GeoEDF: A Framework for Designing and Executing Geospatial Research Workflows
Date: August 30, 2022 Time: 11:00 AM (Central Time)
Geospatial researchers often spend much time wrangling data in their workflows. These data wrangling processes are typically ad-hoc, involving a mix of desktop, interactive computing, and HPC tools, requiring data to be transferred from one platform to another. Notwithstanding the time spent away from doing research, these processes become hard to maintain amidst research group turnovers, ultimately affecting research reproducibility. GeoEDF is designed to address these challenges by enabling researchers to conceive their workflows as an abstract sequence of data acquisition and processing operations. Reusable workflow building blocks (namely, data connectors and data processors) implement suitably generalized data acquisition and processing operations that can be composed into concrete workflows. The GeoEDF workflow engine plans and executes these workflows in HPC environments, abstracting away the complexities of intermediate data transfer, HPC job scheduling, and parallelization.
In this webinar, we will provide an overview of the GeoEDF project and its implementation, GeoEDF workflow syntax and semantics, and the cyberinfrastructure platforms that can currently be used to develop and execute GeoEDF workflows. We will demonstrate data connectors and processors through examples from I-GUIDE convergence science use cases and discuss GeoEDF integration pathways with other cyberinfrastructure platforms.
He is a Research Scientist in the Scientific Solutions Group at the Rosen Center for Advanced Computing (RCAC), Purdue University. He leads and works on several federally funded projects at the intersection of advanced computing and science and engineering. Rajesh also has over 15 years of experience as a full-stack application developer and has worked on science gateway projects for a variety of domains, including geosciences, cybersecurity, communication, and anthropology. Rajesh currently serves as CoPI on five NSF-funded grants, including Anvil, a Category I capacity HPC system funded by the NSF in 2020 and operated by RCAC. He is the Software Architect for the GeoEDF workflow engine.

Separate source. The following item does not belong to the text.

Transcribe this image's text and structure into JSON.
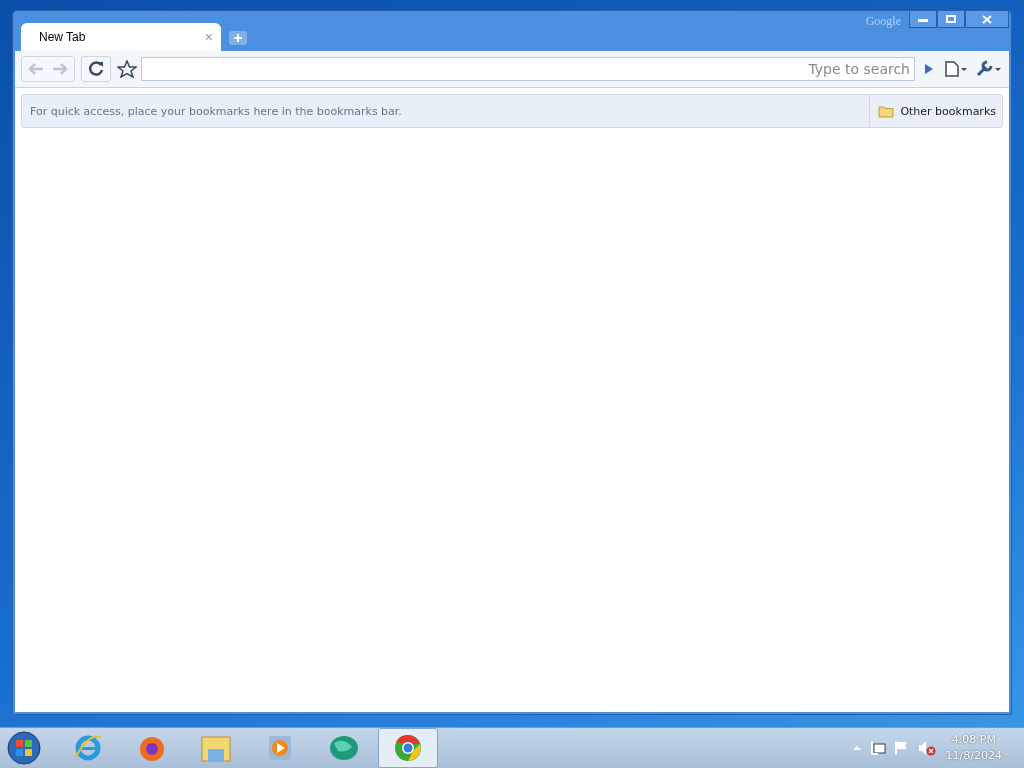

He is a Master’s student in Information Security at Purdue. He is currently in his final semester here, working on his thesis in the field of Social Engineering. He enjoys working on CTFs, and playing video games and is an avid sports fan. Gaurav has developed several GeoEDF data connectors and processors as a Research Assistant in the Scientific Solutions Group.